- “My dog ate my shoes”
- "I’ve accidentally locked myself in the house"
- “I thought it was a public holiday"
- "I missed getting off at the right train station”
- "My car handbrake broke and it rolled down the hill into a stop sign”
Reading these excuses, they all sound pretty funny. However, it’s not such a laughing matter when you’re the employer footing the bill for unnecessary sick leave. When you hire a new employee, the very least you expect is that they’ll show up for work and put in a decent effort. It’s a fair trade for a regular wage. But sometimes, even with the best of efforts, employers make poor recruitment choices.
The danger of hiring staff who take too many ‘sickies’
Unmotivated employees, who repeatedly avoid coming in to work, can have a seriously negative impact on a business in terms of lost productivity and reduced morale – and that’s not even considering the direct cost of paid sick leave.

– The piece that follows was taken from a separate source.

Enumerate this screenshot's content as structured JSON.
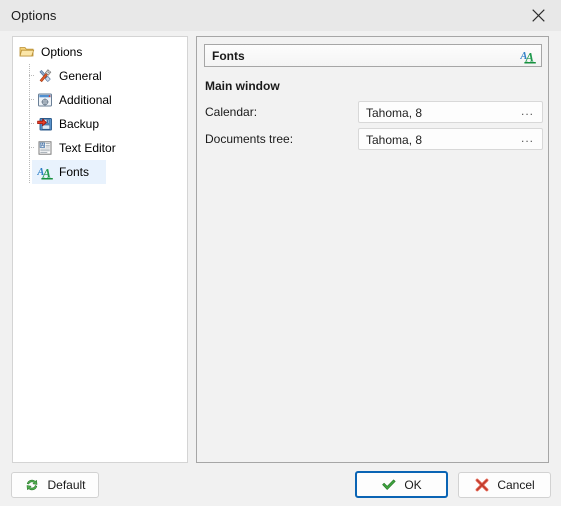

Hiring the right staff
The 2015 Robert Half Salary Guide found 65% of Human Resources (HR) executives in Australia have hired an employee whose performance didn’t meet expectations. With 10 per cent of employee turnover attributed to poor hiring decisions – a watertight recruitment process is a good investment. The key to avoiding unnecessary staff absentee costs is to recruit reliable employees who have a strong work ethos and take pride in their job. These are not always easy traits to identify during the interview process, when candidates are actively trying to promote themselves. Checking past job references can be time-consuming but it could pay dividends if a former employer spills the beans on a candidate’s repeat history of over-the-top absenteeism.